Two held after marijuana plants found
A Boundary County man was arrested Thursday after 285 marijuana plants were found inside his Naples home.
Ronald Tweedie, 53, was booked at the Boundary County Detention Facility on charges relating to the alleged manufacturing of marijuana, a Boundary County Sheriff Department press release said.
Another person also was arrested but no name or further information was available Saturday.
No bail had been set for either suspect.
The Boundary County Drug Task Force and Idaho State Police detectives had a search warrant for Tweedie’s home. Several firearms and other indicators of an indoor grow operation also were seized.
Other searches are anticipated because of the size and location of the operation, the release said.
Reward offered in prisoner’s escape
Secret Witness is offering a reward for information leading to the arrest of a man wanted on escape charges.
Steven J. Silversten escaped from a Department of Corrections van on Wednesday by kicking out the rear window in the West Central neighborhood. Silversten has felony convictions for burglary and theft. Numerous charges are pending.
Silversten is a 34-year-old white male, 5 feet 10 inches tall, 175 pounds, with brown hair and green eyes. He may have a beard and mustache.
He discarded the orange jail-issued jumpsuit during the escape and may now be wearing a white T-shirt and blue jeans.
Anyone with information on Silversten’s whereabouts is asked to call Secret Witness at 327-5111. Callers are asked to use a code name or number, and do not have to give their own name to be eligible for the reward.
Assault charge dropped and man arrested
The victim and defendant in a domestic violence dispute last month have switched places.
Melanie A. Durham, 45, was arrested March 26 and booked into jail on a charge of second-degree assault. At the time, police said that she had stabbed John W. Maron, 38, at an apartment at 310 S. Madison St.

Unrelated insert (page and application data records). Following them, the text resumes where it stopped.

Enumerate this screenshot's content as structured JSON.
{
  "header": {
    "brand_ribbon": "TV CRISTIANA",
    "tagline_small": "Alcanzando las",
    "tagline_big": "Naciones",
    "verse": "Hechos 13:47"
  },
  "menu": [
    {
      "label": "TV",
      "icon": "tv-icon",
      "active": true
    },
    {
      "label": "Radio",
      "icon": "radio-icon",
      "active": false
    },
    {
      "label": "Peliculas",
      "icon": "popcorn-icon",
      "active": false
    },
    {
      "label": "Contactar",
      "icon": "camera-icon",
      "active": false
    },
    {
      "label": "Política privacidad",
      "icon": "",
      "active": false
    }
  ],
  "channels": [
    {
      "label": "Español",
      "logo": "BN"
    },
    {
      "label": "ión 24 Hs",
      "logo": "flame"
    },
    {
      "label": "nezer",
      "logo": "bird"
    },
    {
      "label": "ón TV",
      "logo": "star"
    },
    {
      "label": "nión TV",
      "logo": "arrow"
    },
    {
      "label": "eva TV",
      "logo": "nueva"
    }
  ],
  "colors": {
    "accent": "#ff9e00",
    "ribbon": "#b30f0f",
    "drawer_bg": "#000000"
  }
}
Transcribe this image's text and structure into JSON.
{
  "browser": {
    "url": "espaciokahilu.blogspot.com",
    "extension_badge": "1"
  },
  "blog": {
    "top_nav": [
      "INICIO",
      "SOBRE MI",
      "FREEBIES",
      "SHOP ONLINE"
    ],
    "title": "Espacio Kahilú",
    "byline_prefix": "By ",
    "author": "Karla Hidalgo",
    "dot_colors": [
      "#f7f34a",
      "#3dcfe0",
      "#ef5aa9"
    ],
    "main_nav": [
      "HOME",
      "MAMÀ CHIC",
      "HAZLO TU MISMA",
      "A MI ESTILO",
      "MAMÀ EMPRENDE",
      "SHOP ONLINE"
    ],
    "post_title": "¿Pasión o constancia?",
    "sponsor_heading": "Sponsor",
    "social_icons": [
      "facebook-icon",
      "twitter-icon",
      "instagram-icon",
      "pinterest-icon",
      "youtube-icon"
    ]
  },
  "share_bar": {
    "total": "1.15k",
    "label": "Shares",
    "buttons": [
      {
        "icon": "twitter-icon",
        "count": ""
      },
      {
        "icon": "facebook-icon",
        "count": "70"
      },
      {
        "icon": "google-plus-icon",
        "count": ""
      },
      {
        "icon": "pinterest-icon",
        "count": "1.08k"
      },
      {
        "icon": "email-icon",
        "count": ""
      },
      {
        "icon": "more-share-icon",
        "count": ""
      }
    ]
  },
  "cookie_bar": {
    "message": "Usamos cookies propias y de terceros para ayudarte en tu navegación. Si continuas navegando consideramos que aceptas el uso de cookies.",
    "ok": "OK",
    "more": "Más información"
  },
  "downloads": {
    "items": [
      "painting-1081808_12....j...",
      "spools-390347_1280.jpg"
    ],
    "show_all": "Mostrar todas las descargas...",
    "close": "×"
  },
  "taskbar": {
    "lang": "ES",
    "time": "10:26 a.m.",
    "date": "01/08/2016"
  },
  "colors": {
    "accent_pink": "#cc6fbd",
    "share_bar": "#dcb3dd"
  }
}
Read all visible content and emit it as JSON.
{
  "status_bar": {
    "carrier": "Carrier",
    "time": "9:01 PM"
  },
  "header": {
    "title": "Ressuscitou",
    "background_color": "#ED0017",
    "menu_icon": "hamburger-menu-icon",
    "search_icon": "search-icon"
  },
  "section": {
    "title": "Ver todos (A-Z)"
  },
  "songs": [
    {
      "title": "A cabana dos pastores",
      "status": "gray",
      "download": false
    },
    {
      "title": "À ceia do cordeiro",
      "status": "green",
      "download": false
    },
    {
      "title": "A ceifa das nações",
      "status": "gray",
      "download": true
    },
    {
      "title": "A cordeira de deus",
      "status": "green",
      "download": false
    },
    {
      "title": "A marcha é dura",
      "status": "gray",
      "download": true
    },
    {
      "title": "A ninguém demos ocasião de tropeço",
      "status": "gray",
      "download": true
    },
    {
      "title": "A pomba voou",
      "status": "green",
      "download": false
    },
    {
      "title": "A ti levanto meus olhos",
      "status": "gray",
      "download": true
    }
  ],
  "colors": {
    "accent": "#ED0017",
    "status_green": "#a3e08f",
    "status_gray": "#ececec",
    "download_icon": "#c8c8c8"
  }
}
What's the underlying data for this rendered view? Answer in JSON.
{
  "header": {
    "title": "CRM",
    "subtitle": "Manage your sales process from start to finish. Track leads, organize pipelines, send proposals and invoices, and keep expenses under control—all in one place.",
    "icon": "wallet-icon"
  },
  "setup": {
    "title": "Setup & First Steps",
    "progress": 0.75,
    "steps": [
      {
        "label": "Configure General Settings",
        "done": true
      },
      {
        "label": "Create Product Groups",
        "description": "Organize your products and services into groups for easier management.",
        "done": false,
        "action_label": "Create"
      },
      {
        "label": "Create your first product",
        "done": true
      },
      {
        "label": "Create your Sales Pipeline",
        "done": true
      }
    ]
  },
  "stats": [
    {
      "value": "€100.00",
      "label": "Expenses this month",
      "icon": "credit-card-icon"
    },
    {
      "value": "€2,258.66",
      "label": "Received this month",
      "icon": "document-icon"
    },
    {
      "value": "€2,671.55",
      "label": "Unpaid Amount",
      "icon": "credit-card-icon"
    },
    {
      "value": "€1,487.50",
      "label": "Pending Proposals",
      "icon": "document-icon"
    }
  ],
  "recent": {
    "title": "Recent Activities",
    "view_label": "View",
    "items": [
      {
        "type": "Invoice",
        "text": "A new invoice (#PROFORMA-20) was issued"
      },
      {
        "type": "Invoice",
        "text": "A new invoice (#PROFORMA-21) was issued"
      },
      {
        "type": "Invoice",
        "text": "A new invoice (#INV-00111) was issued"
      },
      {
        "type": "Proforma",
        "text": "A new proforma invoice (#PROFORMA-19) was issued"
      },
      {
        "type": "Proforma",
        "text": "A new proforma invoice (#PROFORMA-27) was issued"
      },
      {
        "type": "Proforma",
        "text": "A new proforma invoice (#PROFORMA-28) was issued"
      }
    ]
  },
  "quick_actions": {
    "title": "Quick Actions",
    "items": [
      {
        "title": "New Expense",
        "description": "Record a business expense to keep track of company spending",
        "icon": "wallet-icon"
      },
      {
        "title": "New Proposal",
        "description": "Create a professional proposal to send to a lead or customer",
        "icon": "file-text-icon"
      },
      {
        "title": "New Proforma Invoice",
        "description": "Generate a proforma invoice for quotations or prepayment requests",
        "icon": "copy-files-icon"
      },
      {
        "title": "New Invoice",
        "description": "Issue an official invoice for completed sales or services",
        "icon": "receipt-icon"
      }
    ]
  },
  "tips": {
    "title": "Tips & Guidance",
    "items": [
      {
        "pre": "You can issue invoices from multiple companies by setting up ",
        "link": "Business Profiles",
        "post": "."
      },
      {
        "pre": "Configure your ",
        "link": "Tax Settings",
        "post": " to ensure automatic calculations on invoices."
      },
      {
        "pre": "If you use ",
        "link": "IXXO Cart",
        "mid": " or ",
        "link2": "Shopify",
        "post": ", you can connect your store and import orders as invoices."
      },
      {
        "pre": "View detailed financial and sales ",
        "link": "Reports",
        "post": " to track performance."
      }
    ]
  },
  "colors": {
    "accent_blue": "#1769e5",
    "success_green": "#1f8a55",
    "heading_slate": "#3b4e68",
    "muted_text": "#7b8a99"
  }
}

Two days later, charges against Durham were dropped “in the interests of justice,” according to court documents. On March 30, Maron was charged with violating a criminal protection order stemming from the same incident. He remained in custody on Saturday at Geiger Corrections Center.
Maron told police that the two got into an argument and that Durham threw a block of kitchen knives at him and stabbed him in his arm, hand and foot.
But Durham later told a detective that Maron had restrained her with one arm and jammed his fingers in her nose, causing severe pain and bleeding, according to court documents. She said that she picked up the knife block to strike Maron, and that he cut himself in the struggle.
Bill orders support for moms to nurse at work
A coalition of lawmakers and women’s groups wants Oregon to join the list of states that require workplace accommodations for breast-feeding.
Senate Bill 618 would require employers to allow flexible breaks and encourage them to establish private places for mothers to nurse their babies or pump breast milk.
But the legislation is facing opposition from the state’s most powerful business association.
The business lobby could press for changes in the bill that would exempt employers from complying unless they have 25 or more employees. That’s up from eight in the original bill.
Other amendments could remove the possibility of civil penalties if employers don’t comply.
The workplace nursing bill was prompted by complaints of workplace pressure and a growing awareness that it’s good for moms – and ultimately employers – when women breast-feed, said Amelia Psmythe, a mother of two and activist for the Nursing Mothers Counsel of Oregon.
Even if the bill clears the Democrat-controlled Senate, it could face long odds in the Republican-controlled House.
“We won’t be able to support it unless there are significant changes,” said Julie Brandis, a lobbyist for Associated Oregon Industries.
Hurdles ahead for sea lions feasting at dam
Bonneville Dam, Ore.
Sea lions making a nuisance of themselves by indulging in a fish ladder feast at Bonneville Dam may find their dining interrupted soon.
They may face bombardment with noisy fireworks, high-pressure water hoses and irritating sounds broadcast underwater as biologists try to keep them from damaging fish runs.
Until recently, the marine mammals had not climbed the fish ladders. But one sea lion this year has made repeated runs up and down both of the fishways, eating a steelhead or two in front of visitors and the workers who count salmon.
The new behavior presents a significant problem because the presence of sea lions within the narrow fish passageways could deter large numbers of salmon from entering and heading upstream to spawning grounds.
The Army Corps of Engineers hopes to install equipment next week to broadcast high-pitched sounds underwater, a tactic that worked at Ballard Locks in the Puget Sound when sea lions were killing as much as 65 percent of the winter steelhead in the mid-1990s.